*** DATA UNDER STUDY Section Begins ***

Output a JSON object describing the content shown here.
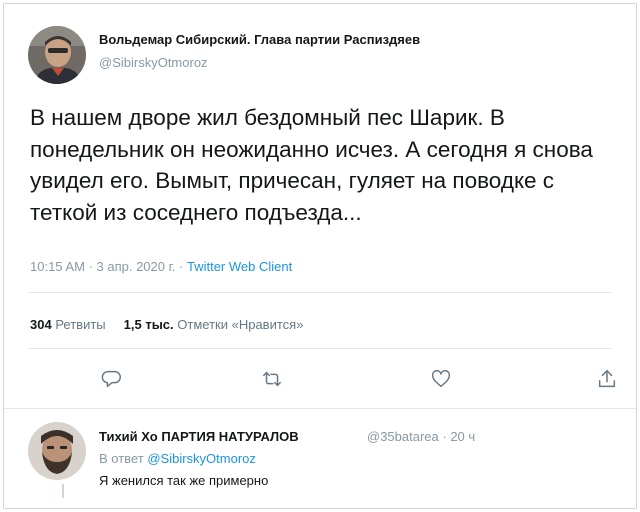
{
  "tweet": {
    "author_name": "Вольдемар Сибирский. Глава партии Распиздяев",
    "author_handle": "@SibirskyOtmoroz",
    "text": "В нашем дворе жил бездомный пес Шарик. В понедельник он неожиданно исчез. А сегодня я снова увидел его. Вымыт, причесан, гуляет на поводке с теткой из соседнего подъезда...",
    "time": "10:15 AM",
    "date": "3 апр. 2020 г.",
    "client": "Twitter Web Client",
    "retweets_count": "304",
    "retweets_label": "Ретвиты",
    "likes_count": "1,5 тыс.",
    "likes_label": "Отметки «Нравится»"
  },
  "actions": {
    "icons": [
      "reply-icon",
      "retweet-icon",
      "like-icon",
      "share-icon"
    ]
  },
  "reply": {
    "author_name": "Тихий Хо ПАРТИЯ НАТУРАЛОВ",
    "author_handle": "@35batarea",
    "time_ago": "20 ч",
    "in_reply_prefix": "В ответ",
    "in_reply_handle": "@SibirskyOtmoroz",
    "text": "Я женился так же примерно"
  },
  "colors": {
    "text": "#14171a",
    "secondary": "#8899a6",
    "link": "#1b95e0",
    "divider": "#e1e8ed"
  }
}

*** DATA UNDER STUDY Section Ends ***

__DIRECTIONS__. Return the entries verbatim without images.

__ANSWER TO THIS PROBLEM__.
Output a JSON object describing the content shown here.
{
  "tweet": {
    "author_name": "Вольдемар Сибирский. Глава партии Распиздяев",
    "author_handle": "@SibirskyOtmoroz",
    "text": "В нашем дворе жил бездомный пес Шарик. В понедельник он неожиданно исчез. А сегодня я снова увидел его. Вымыт, причесан, гуляет на поводке с теткой из соседнего подъезда...",
    "time": "10:15 AM",
    "date": "3 апр. 2020 г.",
    "client": "Twitter Web Client",
    "retweets_count": "304",
    "retweets_label": "Ретвиты",
    "likes_count": "1,5 тыс.",
    "likes_label": "Отметки «Нравится»"
  },
  "actions": {
    "icons": [
      "reply-icon",
      "retweet-icon",
      "like-icon",
      "share-icon"
    ]
  },
  "reply": {
    "author_name": "Тихий Хо ПАРТИЯ НАТУРАЛОВ",
    "author_handle": "@35batarea",
    "time_ago": "20 ч",
    "in_reply_prefix": "В ответ",
    "in_reply_handle": "@SibirskyOtmoroz",
    "text": "Я женился так же примерно"
  },
  "colors": {
    "text": "#14171a",
    "secondary": "#8899a6",
    "link": "#1b95e0",
    "divider": "#e1e8ed"
  }
}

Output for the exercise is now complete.